In the past, outsider art (art brut) focussed on artists who suffered from a mental illness (see previous blogs). When I visited Galerie Art Cru in Berlin several years ago, I had the opportunity to learn about the German perspective on outsider art. Like many cities in Europe and North America, Berlin has ateliers (art studios) for people with mental disabilities. Although I did not have the opportunity to visit one, I think they operate like Creative Growth art center in San Francisco. (It provides art studio space to adults with developmental, mental and physical disabilities.)
Galerie Art Cru exhibits the work of artists connected with these kinds of studios. (One of their artists is Joseph Hofer, whose artwork is pictured at right.) I explained that not all outsider artists in the United States suffer from a mental disability.
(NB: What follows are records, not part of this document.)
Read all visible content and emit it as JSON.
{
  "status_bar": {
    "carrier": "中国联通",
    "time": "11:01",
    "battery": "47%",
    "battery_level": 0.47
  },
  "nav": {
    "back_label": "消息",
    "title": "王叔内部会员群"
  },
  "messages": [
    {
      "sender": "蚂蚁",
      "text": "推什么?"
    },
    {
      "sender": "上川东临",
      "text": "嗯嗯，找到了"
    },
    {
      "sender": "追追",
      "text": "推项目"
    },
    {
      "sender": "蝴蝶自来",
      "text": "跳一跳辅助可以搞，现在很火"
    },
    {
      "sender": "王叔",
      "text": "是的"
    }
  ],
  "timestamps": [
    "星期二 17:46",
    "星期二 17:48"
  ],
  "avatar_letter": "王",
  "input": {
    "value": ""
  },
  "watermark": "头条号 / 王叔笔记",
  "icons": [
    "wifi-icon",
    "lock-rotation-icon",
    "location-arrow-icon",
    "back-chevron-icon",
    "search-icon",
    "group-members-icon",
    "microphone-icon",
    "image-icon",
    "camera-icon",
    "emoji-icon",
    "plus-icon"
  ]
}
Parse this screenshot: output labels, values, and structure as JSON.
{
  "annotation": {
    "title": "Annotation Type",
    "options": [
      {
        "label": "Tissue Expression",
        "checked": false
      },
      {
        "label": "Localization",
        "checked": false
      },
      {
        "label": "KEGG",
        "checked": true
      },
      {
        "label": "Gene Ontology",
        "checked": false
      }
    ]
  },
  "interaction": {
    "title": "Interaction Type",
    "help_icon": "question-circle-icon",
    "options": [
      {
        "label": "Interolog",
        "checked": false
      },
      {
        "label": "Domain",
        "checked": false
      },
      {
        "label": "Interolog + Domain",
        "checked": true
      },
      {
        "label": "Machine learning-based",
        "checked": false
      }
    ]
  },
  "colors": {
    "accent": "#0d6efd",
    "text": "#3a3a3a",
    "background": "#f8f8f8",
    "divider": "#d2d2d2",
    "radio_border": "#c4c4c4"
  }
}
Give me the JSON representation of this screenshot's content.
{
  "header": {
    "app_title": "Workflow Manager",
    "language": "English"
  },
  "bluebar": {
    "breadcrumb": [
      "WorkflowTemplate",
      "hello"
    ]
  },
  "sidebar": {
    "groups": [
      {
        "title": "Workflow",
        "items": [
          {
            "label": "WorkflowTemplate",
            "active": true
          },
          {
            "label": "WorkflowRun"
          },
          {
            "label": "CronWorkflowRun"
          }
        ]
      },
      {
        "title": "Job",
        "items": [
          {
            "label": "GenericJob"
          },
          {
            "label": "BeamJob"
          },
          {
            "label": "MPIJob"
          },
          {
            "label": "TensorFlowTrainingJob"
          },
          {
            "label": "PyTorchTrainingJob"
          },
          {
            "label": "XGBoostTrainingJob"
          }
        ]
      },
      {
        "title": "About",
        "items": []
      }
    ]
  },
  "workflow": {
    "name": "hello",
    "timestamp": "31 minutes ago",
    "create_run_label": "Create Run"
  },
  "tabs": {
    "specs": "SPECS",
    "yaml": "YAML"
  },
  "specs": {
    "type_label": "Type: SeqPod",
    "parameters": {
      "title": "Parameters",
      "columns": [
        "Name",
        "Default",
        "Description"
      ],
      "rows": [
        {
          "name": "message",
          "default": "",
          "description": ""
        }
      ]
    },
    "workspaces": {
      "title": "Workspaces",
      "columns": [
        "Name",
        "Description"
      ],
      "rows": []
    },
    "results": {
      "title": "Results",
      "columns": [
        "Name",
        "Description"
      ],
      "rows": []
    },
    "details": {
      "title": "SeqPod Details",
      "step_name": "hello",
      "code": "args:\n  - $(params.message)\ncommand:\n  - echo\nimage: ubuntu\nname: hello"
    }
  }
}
I was thinking of reclusive and eccentric artists like Henry Darger. The gallery staff was shocked. If this were so, they questioned, how could a collector or gallerist ever determine who was a real outsider artist and where would you find artwork to exhibit? I had no answer to that. We clearly did not have a meeting of minds.
There has been an international move towards social inclusion, a topic that comes up frequently in Europe, particularly France and Germany. In fact, the EU has led the movement, striving to raise the standard of living and strengthen communities by providing opportunities for all European citizens. As I understood it, social inclusion in every facet of life, was the mantra of all Berliners. Hence, the desire to include those with mental disabilities in the art world. So now, in Europe generally, the category of outsider artists includes those with mental health issues (like schizophrenia), and also those who have mental or intellectual disabilities, like autism, developmental delays, or Down Syndrome.
This development puzzles me and led to an exploration of the issue of social inclusion and exclusion. Social inclusion is a laudable objective and should not be scorned. But for me, the issue of social inclusion/exclusion is inextricably linked to power. How can one include people and groups into structured systems that have systematically excluded them in the first place? One author calls this the dance of the dialectic.
Shouldn’t we be challenging the hierarchies that create this dialectic instead of bringing (allowing?) people into “our” social group? Without reflecting on our acts of social inclusion are we, unwittingly, participating in the use and abuse of power? It’s still the ones who have power who decide who is allowed into the art world and who remains barred!
As for Joseph Hofer, a German artist with a significant intellectual disability, I would collect his work regardless of knowing his biography. So it’s not that I think it’s the “wrong” decision to re-define outsider art, but I struggle to understand the reasons behind the decisions. Are the decisions based on evolving views of art or are we simply responding to the imperative of social inclusion?